(EXTRACTED RECORDS begins)
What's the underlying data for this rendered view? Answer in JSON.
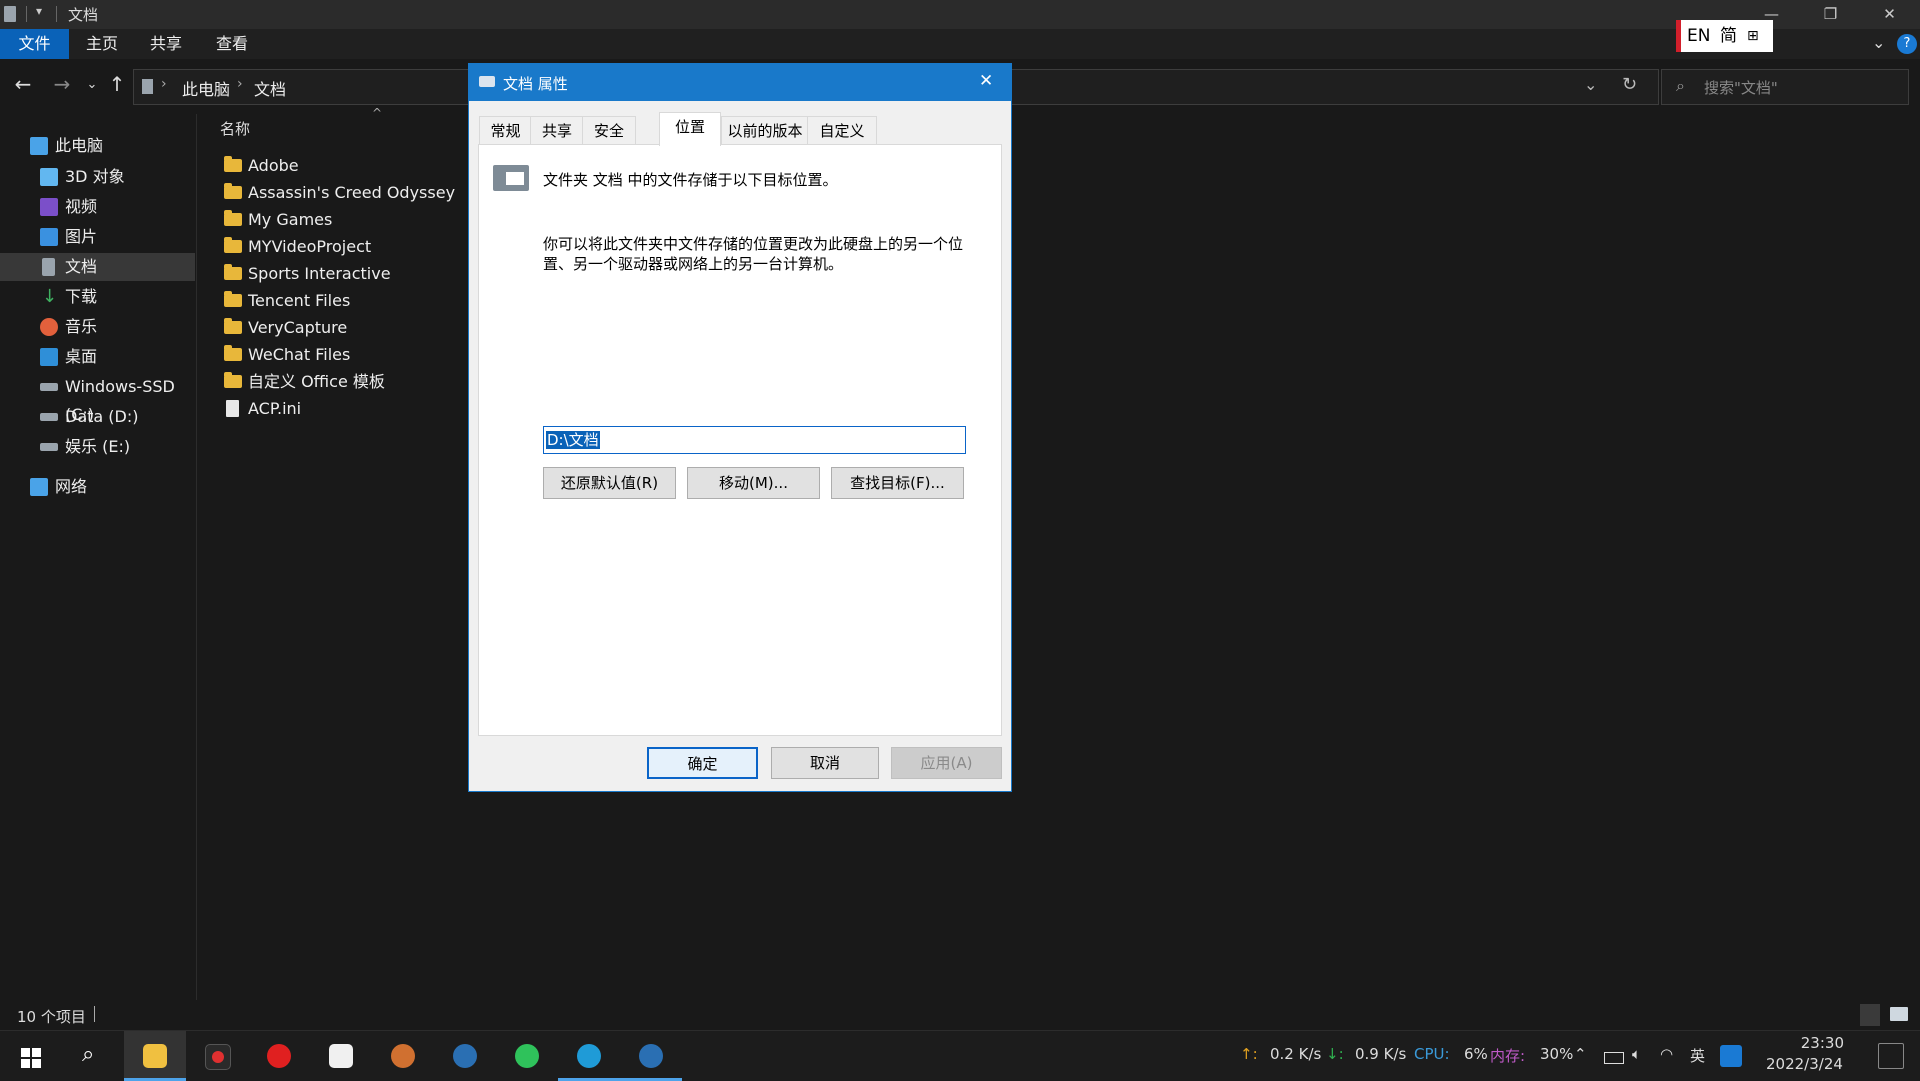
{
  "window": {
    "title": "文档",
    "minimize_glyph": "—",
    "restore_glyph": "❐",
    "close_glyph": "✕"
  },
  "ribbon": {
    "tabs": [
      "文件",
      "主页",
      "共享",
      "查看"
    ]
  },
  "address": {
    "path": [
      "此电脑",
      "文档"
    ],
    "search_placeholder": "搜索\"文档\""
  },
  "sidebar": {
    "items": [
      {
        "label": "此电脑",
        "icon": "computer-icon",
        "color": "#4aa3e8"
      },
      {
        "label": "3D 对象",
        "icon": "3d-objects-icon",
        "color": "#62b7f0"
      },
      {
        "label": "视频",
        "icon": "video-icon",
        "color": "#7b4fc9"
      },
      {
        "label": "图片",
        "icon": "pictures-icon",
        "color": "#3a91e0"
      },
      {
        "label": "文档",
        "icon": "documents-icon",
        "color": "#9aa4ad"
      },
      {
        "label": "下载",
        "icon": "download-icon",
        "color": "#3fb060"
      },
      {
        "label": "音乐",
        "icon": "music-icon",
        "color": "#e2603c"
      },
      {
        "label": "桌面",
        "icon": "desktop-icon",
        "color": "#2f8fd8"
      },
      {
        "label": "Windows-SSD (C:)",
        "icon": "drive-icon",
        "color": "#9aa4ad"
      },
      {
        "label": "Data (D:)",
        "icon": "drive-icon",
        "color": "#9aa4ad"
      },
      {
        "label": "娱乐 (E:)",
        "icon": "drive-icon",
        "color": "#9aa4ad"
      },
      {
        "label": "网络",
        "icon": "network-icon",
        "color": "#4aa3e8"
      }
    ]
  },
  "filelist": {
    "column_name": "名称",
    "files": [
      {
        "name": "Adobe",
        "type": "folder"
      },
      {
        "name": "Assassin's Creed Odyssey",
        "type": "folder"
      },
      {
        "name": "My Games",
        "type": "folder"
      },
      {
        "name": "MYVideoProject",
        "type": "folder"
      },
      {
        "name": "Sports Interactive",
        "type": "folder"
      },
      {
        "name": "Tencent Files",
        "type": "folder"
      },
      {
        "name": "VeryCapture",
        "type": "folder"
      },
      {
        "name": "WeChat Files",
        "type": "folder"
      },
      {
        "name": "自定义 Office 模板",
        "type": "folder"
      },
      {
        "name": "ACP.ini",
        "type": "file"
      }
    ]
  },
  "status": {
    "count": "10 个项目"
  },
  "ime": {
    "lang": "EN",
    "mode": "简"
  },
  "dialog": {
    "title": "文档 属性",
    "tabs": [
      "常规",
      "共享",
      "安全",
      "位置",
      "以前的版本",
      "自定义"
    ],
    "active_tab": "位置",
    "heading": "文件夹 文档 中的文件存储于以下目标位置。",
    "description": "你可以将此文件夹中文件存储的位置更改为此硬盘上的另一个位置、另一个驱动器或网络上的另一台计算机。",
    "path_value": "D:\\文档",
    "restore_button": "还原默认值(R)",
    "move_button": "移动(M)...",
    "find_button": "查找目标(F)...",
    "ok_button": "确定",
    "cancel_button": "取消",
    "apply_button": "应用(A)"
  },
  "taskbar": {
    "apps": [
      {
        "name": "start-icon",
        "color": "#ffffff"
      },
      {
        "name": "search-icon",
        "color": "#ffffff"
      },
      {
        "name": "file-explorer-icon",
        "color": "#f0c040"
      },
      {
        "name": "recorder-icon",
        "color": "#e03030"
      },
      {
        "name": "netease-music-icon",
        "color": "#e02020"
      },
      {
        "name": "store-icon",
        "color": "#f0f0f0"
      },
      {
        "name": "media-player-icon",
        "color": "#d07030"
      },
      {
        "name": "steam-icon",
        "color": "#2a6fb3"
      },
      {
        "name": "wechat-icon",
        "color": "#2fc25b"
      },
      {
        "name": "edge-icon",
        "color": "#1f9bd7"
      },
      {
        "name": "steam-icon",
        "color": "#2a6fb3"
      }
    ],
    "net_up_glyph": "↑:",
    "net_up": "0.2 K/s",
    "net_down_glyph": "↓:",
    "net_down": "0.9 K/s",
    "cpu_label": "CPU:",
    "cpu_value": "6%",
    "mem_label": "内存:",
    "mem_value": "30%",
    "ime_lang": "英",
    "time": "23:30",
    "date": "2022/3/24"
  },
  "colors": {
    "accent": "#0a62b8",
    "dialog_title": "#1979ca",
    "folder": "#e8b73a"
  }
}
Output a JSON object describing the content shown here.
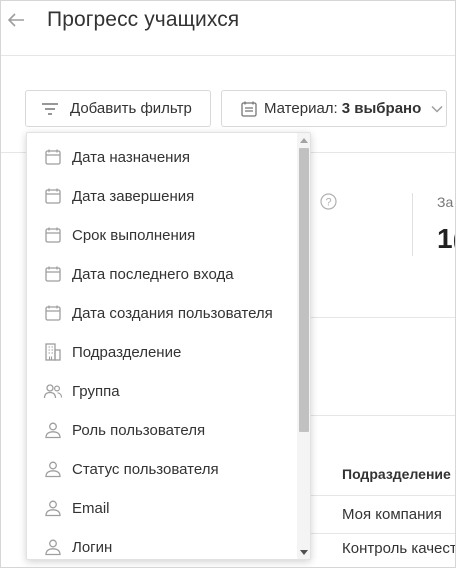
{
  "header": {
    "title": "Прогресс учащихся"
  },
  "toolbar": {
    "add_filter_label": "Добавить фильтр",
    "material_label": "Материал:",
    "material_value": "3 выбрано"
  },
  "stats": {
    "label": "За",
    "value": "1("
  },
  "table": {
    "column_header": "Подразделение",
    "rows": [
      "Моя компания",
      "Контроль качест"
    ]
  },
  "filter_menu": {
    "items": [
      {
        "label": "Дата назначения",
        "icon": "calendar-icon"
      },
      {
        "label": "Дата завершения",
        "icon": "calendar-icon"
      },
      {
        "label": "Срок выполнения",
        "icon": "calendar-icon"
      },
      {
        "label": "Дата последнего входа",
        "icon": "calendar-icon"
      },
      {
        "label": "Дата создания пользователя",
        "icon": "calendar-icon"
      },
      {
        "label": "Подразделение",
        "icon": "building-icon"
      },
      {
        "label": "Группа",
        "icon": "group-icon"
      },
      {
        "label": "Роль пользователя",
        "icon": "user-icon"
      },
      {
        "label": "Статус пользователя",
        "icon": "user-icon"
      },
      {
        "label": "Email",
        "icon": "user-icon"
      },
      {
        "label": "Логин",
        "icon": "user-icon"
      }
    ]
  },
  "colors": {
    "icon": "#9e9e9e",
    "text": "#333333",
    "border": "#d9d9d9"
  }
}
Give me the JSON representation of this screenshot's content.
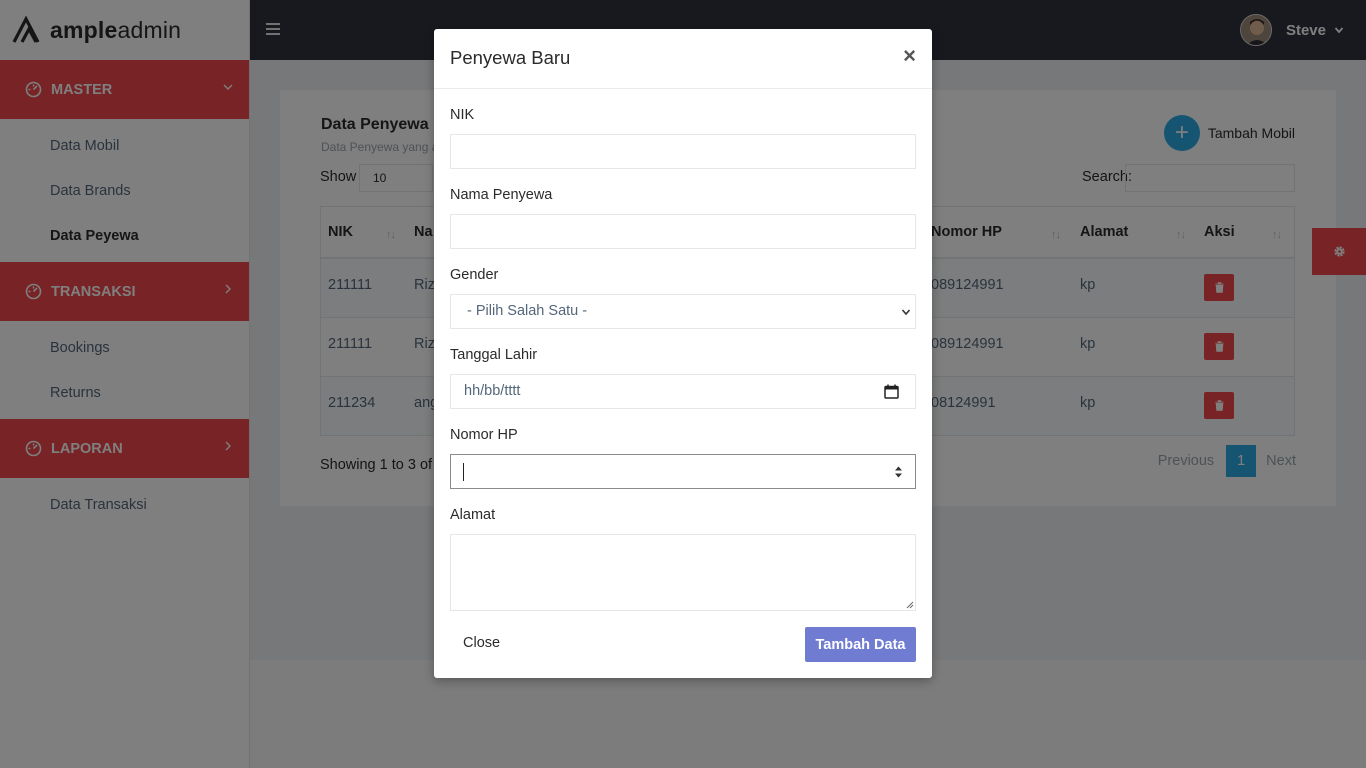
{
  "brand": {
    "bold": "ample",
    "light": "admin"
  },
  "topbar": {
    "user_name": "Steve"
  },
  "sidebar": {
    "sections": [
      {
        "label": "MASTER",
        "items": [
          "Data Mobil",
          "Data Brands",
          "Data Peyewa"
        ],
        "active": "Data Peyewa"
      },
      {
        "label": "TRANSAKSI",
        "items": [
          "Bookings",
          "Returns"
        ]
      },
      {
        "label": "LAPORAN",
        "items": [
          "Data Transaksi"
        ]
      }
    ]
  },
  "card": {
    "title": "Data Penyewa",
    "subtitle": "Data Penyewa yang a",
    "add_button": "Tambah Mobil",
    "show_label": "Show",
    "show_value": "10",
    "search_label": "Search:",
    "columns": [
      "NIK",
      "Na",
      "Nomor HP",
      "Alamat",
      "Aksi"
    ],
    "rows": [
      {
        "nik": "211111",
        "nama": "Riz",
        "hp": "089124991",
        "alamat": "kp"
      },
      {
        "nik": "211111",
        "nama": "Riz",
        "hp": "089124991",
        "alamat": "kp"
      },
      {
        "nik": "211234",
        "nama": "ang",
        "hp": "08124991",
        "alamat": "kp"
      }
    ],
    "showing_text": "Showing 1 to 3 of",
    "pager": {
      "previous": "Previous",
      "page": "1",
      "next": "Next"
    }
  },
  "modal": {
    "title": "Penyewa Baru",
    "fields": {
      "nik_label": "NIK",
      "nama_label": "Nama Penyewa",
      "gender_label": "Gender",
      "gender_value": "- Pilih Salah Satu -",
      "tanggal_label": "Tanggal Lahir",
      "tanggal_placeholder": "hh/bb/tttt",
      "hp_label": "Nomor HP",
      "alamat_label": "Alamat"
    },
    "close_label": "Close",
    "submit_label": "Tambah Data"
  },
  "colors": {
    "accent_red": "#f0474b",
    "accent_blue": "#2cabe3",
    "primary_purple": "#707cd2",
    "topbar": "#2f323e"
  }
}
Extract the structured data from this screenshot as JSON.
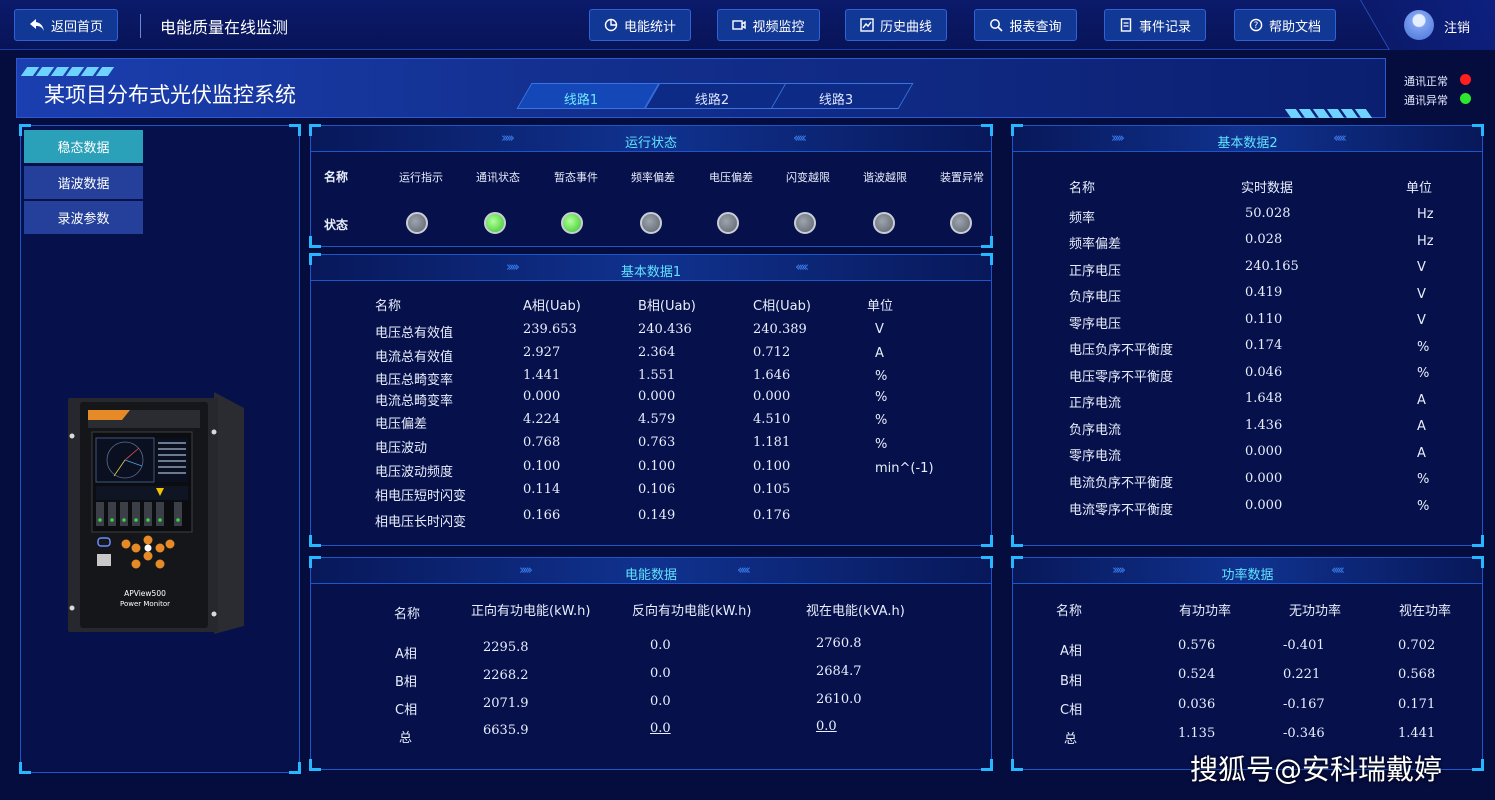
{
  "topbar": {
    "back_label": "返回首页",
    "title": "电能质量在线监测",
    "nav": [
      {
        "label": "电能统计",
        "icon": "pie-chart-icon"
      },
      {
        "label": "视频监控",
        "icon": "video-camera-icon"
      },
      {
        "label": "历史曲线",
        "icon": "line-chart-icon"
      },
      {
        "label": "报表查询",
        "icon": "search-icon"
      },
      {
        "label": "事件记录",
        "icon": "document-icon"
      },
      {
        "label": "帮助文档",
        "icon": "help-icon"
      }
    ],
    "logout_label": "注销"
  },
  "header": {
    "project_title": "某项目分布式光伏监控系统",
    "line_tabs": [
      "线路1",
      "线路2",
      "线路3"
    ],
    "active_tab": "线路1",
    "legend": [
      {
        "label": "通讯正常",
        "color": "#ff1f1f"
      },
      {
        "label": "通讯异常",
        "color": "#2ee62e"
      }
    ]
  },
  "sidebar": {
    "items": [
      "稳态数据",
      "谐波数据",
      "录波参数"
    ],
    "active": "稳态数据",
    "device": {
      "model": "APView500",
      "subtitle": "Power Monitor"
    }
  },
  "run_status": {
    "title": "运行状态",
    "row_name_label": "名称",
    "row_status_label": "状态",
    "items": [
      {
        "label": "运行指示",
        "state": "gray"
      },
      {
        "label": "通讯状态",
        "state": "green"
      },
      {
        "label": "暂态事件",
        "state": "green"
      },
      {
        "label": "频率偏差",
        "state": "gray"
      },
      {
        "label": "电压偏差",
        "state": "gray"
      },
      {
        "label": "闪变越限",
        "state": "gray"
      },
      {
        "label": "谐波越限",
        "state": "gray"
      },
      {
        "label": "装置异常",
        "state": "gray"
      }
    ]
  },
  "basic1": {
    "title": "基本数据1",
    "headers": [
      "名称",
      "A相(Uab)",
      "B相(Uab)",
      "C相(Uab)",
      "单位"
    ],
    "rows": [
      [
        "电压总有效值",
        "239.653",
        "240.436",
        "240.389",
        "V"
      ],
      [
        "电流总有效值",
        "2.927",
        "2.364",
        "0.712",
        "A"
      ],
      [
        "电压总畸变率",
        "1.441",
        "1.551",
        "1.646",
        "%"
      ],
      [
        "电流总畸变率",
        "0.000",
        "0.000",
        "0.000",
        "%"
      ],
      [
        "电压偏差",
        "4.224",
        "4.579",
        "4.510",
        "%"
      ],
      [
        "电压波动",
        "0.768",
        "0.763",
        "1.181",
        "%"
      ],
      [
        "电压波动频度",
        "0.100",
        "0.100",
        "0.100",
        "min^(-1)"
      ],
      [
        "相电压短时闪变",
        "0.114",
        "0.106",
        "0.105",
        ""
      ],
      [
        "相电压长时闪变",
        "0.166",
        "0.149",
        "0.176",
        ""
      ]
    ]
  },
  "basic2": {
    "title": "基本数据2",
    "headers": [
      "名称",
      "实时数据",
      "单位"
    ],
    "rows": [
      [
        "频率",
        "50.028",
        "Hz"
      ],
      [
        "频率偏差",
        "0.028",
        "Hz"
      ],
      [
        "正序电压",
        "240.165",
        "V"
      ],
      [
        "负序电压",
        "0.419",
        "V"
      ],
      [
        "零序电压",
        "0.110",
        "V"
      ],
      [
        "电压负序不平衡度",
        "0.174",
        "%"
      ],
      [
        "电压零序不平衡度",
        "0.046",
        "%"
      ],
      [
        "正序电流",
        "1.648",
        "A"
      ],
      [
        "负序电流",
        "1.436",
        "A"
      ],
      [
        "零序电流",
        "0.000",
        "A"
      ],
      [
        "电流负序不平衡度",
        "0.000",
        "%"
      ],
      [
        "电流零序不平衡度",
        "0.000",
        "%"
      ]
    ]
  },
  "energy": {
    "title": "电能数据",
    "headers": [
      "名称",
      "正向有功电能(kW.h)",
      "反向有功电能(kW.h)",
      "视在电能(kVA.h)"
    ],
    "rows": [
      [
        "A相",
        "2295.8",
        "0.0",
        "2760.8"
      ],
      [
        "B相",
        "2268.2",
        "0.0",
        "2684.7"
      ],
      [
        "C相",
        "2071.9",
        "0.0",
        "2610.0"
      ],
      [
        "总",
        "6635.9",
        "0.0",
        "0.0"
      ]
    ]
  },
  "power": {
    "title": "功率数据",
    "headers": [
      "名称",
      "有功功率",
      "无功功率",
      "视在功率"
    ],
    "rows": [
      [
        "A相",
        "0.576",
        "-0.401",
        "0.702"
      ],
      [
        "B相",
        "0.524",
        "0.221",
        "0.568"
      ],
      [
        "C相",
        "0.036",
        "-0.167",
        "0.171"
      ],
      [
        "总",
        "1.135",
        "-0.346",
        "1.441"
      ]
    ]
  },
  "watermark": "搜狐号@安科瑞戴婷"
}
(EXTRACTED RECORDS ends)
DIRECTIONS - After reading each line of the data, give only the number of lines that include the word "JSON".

YOUR RESPONSE - 4